_Exercise description:_ In the entries below, go to the line containing "Read all visible content and emit it as JSON." and repeat it along with every later line, exactly.

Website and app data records

==========

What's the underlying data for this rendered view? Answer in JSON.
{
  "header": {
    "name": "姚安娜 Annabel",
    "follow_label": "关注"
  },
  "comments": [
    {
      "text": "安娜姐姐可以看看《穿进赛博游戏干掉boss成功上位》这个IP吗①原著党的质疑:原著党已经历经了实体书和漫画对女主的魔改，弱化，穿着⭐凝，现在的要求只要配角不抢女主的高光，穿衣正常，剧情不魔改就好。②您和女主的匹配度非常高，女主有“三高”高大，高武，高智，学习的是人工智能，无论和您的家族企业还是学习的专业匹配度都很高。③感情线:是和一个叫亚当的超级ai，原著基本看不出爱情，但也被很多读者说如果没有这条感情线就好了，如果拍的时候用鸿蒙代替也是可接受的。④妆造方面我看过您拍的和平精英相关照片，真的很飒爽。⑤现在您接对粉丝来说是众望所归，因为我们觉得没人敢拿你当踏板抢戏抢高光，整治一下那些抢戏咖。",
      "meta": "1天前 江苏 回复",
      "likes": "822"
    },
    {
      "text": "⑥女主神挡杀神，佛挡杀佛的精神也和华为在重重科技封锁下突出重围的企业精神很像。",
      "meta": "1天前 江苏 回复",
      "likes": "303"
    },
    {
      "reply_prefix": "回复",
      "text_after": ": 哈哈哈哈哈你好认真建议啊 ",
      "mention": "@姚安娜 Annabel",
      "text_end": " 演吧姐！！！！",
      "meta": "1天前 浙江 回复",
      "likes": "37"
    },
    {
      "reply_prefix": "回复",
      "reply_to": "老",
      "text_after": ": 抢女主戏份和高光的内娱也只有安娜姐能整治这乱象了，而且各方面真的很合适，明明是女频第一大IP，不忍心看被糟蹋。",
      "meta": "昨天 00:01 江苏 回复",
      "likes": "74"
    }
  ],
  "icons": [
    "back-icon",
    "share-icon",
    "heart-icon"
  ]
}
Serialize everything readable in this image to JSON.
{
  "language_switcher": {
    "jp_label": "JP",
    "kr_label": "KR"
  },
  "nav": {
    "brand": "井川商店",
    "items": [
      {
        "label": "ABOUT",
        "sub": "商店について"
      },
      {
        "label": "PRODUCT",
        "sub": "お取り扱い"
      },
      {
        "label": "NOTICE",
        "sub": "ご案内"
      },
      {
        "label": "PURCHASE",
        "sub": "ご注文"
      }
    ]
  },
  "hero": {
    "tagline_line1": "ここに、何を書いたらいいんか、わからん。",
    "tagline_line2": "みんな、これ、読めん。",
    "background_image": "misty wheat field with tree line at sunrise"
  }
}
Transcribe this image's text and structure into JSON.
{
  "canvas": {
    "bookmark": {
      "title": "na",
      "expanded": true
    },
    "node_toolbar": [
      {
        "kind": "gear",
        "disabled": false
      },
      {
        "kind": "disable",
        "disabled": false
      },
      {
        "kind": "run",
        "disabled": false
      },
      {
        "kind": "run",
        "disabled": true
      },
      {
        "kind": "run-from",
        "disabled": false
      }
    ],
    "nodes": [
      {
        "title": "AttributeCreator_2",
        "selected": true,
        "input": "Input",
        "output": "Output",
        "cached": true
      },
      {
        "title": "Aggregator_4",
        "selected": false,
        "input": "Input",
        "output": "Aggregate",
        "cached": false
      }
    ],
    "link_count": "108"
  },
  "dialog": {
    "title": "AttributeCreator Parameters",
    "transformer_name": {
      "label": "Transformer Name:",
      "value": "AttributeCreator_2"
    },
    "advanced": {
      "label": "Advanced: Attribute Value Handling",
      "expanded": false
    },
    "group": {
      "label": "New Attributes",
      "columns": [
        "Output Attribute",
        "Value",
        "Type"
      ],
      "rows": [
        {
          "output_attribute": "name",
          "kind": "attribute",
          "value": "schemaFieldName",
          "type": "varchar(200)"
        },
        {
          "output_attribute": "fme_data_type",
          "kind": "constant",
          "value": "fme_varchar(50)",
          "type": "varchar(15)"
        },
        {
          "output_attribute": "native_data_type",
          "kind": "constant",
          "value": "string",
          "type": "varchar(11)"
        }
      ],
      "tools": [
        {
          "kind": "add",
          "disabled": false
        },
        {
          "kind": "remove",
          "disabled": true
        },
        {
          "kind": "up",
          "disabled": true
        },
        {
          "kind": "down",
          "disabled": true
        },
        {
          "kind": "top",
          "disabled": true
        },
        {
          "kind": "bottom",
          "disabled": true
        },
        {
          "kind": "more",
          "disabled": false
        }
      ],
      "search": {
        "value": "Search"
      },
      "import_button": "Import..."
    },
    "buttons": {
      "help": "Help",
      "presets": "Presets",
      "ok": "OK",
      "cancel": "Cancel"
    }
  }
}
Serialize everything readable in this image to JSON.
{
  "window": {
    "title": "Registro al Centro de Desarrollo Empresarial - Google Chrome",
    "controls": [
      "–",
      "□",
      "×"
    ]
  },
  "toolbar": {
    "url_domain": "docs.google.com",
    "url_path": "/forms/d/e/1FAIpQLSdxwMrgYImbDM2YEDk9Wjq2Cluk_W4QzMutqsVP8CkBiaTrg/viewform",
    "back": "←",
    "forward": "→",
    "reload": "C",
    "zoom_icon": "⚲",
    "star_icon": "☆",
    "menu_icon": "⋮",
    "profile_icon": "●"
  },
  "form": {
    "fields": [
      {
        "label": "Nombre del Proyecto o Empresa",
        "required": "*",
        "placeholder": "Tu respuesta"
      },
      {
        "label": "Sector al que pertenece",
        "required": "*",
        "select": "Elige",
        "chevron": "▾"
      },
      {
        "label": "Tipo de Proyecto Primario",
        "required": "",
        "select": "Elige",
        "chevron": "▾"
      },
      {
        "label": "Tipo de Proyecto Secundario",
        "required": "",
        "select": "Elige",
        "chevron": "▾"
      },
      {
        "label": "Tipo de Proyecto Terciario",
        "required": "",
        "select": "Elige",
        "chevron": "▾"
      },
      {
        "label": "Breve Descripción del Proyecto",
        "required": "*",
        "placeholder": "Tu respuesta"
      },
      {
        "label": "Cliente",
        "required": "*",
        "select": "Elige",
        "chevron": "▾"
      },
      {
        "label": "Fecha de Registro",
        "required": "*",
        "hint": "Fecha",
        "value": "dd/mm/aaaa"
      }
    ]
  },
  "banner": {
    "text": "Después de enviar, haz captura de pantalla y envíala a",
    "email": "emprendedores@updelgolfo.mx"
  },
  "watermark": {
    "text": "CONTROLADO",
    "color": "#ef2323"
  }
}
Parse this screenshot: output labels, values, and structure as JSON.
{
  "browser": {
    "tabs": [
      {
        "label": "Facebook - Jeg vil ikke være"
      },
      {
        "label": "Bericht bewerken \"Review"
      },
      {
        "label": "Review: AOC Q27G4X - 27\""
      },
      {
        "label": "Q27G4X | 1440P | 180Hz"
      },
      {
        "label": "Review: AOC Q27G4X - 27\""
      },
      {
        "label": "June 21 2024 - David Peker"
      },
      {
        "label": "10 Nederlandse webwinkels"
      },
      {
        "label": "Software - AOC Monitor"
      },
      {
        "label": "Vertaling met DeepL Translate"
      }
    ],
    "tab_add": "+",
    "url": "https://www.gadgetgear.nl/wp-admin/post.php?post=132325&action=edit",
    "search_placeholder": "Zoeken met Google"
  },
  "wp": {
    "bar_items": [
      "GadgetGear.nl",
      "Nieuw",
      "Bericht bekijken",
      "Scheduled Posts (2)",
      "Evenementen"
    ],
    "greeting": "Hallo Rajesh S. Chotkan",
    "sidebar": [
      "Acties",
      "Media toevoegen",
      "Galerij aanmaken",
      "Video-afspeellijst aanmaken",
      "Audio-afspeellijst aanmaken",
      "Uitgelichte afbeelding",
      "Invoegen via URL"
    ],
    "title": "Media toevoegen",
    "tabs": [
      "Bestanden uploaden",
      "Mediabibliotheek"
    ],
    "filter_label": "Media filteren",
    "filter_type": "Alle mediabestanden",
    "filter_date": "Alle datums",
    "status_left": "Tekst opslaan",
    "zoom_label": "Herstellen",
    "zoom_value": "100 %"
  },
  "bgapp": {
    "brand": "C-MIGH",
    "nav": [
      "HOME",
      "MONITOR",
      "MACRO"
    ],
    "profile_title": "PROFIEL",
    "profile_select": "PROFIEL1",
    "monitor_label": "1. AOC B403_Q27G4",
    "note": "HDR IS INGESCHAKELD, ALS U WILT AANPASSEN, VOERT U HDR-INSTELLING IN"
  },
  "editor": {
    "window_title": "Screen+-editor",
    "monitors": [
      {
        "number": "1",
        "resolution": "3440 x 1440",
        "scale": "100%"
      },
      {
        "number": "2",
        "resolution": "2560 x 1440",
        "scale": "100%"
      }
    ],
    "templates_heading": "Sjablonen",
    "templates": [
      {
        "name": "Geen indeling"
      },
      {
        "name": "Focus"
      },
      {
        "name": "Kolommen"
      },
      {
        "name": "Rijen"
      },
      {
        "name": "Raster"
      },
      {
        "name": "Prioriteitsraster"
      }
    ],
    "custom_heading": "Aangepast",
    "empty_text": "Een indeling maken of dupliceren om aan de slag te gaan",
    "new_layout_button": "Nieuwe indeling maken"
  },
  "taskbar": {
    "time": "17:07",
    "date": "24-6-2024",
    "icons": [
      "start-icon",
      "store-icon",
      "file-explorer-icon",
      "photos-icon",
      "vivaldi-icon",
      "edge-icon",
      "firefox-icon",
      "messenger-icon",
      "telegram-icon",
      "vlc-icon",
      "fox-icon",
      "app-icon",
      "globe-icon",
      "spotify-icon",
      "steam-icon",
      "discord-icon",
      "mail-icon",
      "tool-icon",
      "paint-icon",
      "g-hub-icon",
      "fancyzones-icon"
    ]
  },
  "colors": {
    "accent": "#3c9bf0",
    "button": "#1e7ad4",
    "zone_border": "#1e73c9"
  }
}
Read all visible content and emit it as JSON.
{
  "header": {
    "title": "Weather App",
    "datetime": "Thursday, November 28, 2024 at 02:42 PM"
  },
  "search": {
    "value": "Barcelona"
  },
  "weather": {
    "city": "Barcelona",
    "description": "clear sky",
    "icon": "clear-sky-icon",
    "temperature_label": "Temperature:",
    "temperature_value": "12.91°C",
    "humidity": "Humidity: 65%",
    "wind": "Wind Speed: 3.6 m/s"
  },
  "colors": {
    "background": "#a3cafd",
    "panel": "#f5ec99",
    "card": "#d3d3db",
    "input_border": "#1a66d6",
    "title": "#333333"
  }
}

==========

_Exercise result:_
Read all visible content and emit it as JSON.
{
  "header": {
    "title": "Weather App",
    "datetime": "Thursday, November 28, 2024 at 02:42 PM"
  },
  "search": {
    "value": "Barcelona"
  },
  "weather": {
    "city": "Barcelona",
    "description": "clear sky",
    "icon": "clear-sky-icon",
    "temperature_label": "Temperature:",
    "temperature_value": "12.91°C",
    "humidity": "Humidity: 65%",
    "wind": "Wind Speed: 3.6 m/s"
  },
  "colors": {
    "background": "#a3cafd",
    "panel": "#f5ec99",
    "card": "#d3d3db",
    "input_border": "#1a66d6",
    "title": "#333333"
  }
}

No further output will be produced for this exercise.